- _YOUR INSTRUCTIONS_
Word for word and without images, reproduce the listing that follows.

.....

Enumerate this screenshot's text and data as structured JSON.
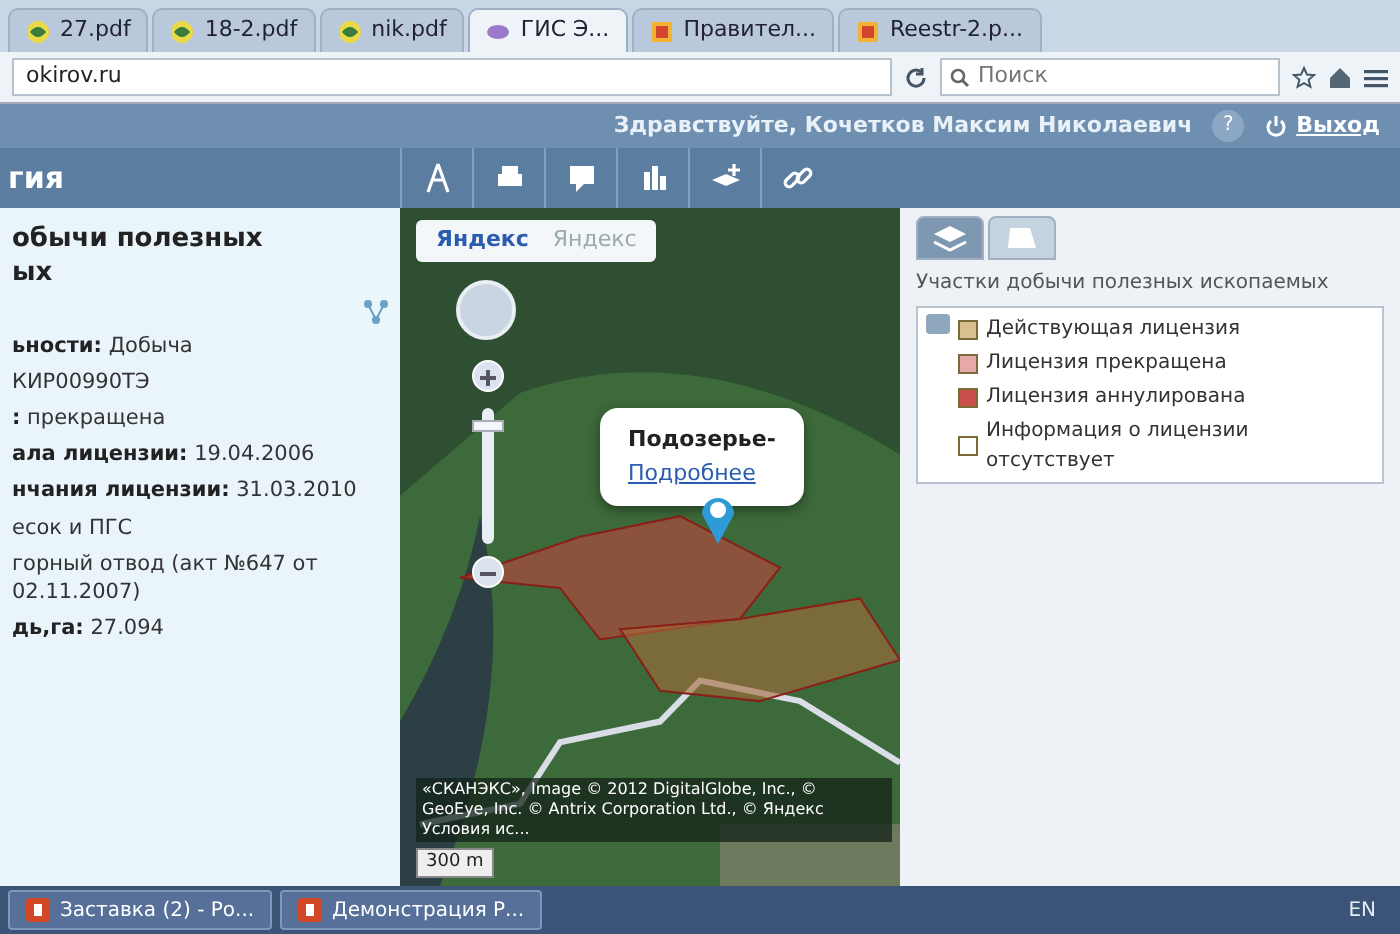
{
  "browser": {
    "tabs": [
      {
        "label": "27.pdf",
        "kind": "pdf",
        "selected": false
      },
      {
        "label": "18-2.pdf",
        "kind": "pdf",
        "selected": false
      },
      {
        "label": "nik.pdf",
        "kind": "pdf",
        "selected": false
      },
      {
        "label": "ГИС Э...",
        "kind": "web",
        "selected": true
      },
      {
        "label": "Правител...",
        "kind": "doc",
        "selected": false
      },
      {
        "label": "Reestr-2.p...",
        "kind": "doc",
        "selected": false
      }
    ],
    "address": "okirov.ru",
    "search": {
      "placeholder": "Поиск"
    }
  },
  "header": {
    "greeting": "Здравствуйте, Кочетков Максим Николаевич",
    "help": "?",
    "logout": "Выход"
  },
  "toolbar": {
    "title": "гия"
  },
  "info_panel": {
    "title_lines": [
      "обычи полезных",
      "ых"
    ],
    "fields": [
      {
        "label": "ьности:",
        "value": "Добыча"
      },
      {
        "value": "КИР00990ТЭ"
      },
      {
        "label": ":",
        "value": "прекращена"
      },
      {
        "label": "ала лицензии:",
        "value": "19.04.2006"
      },
      {
        "label": "нчания лицензии:",
        "value": "31.03.2010"
      },
      {
        "value": "есок и ПГС"
      },
      {
        "value": "горный отвод (акт №647 от 02.11.2007)"
      },
      {
        "label": "дь,га:",
        "value": "27.094"
      }
    ]
  },
  "map": {
    "layers": [
      {
        "label": "Яндекс",
        "selected": true
      },
      {
        "label": "Яндекс",
        "selected": false
      }
    ],
    "popup": {
      "title": "Подозерье-",
      "link": "Подробнее"
    },
    "scale": "300 m",
    "copyright": "«СКАНЭКС», Image © 2012 DigitalGlobe, Inc., © GeoEye, Inc. © Antrix Corporation Ltd., © Яндекс Условия ис..."
  },
  "layers_panel": {
    "tabs": [
      {
        "kind": "layers",
        "selected": true
      },
      {
        "kind": "base",
        "selected": false
      }
    ],
    "group": "Участки добычи полезных ископаемых",
    "legend": [
      {
        "label": "Действующая лицензия",
        "color": "#d8c08e"
      },
      {
        "label": "Лицензия прекращена",
        "color": "#e9a8a8"
      },
      {
        "label": "Лицензия аннулирована",
        "color": "#c9504b"
      },
      {
        "label": "Информация о лицензии отсутствует",
        "color": "#ffffff"
      }
    ]
  },
  "taskbar": {
    "items": [
      {
        "label": "Заставка (2) - Ро...",
        "selected": false
      },
      {
        "label": "Демонстрация Р...",
        "selected": false
      }
    ],
    "language": "EN"
  }
}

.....

- _RESULT FOR THIS EXERCISE_
Enumerate this screenshot's text and data as structured JSON.
{
  "browser": {
    "tabs": [
      {
        "label": "27.pdf",
        "kind": "pdf",
        "selected": false
      },
      {
        "label": "18-2.pdf",
        "kind": "pdf",
        "selected": false
      },
      {
        "label": "nik.pdf",
        "kind": "pdf",
        "selected": false
      },
      {
        "label": "ГИС Э...",
        "kind": "web",
        "selected": true
      },
      {
        "label": "Правител...",
        "kind": "doc",
        "selected": false
      },
      {
        "label": "Reestr-2.p...",
        "kind": "doc",
        "selected": false
      }
    ],
    "address": "okirov.ru",
    "search": {
      "placeholder": "Поиск"
    }
  },
  "header": {
    "greeting": "Здравствуйте, Кочетков Максим Николаевич",
    "help": "?",
    "logout": "Выход"
  },
  "toolbar": {
    "title": "гия"
  },
  "info_panel": {
    "title_lines": [
      "обычи полезных",
      "ых"
    ],
    "fields": [
      {
        "label": "ьности:",
        "value": "Добыча"
      },
      {
        "value": "КИР00990ТЭ"
      },
      {
        "label": ":",
        "value": "прекращена"
      },
      {
        "label": "ала лицензии:",
        "value": "19.04.2006"
      },
      {
        "label": "нчания лицензии:",
        "value": "31.03.2010"
      },
      {
        "value": "есок и ПГС"
      },
      {
        "value": "горный отвод (акт №647 от 02.11.2007)"
      },
      {
        "label": "дь,га:",
        "value": "27.094"
      }
    ]
  },
  "map": {
    "layers": [
      {
        "label": "Яндекс",
        "selected": true
      },
      {
        "label": "Яндекс",
        "selected": false
      }
    ],
    "popup": {
      "title": "Подозерье-",
      "link": "Подробнее"
    },
    "scale": "300 m",
    "copyright": "«СКАНЭКС», Image © 2012 DigitalGlobe, Inc., © GeoEye, Inc. © Antrix Corporation Ltd., © Яндекс Условия ис..."
  },
  "layers_panel": {
    "tabs": [
      {
        "kind": "layers",
        "selected": true
      },
      {
        "kind": "base",
        "selected": false
      }
    ],
    "group": "Участки добычи полезных ископаемых",
    "legend": [
      {
        "label": "Действующая лицензия",
        "color": "#d8c08e"
      },
      {
        "label": "Лицензия прекращена",
        "color": "#e9a8a8"
      },
      {
        "label": "Лицензия аннулирована",
        "color": "#c9504b"
      },
      {
        "label": "Информация о лицензии отсутствует",
        "color": "#ffffff"
      }
    ]
  },
  "taskbar": {
    "items": [
      {
        "label": "Заставка (2) - Ро...",
        "selected": false
      },
      {
        "label": "Демонстрация Р...",
        "selected": false
      }
    ],
    "language": "EN"
  }
}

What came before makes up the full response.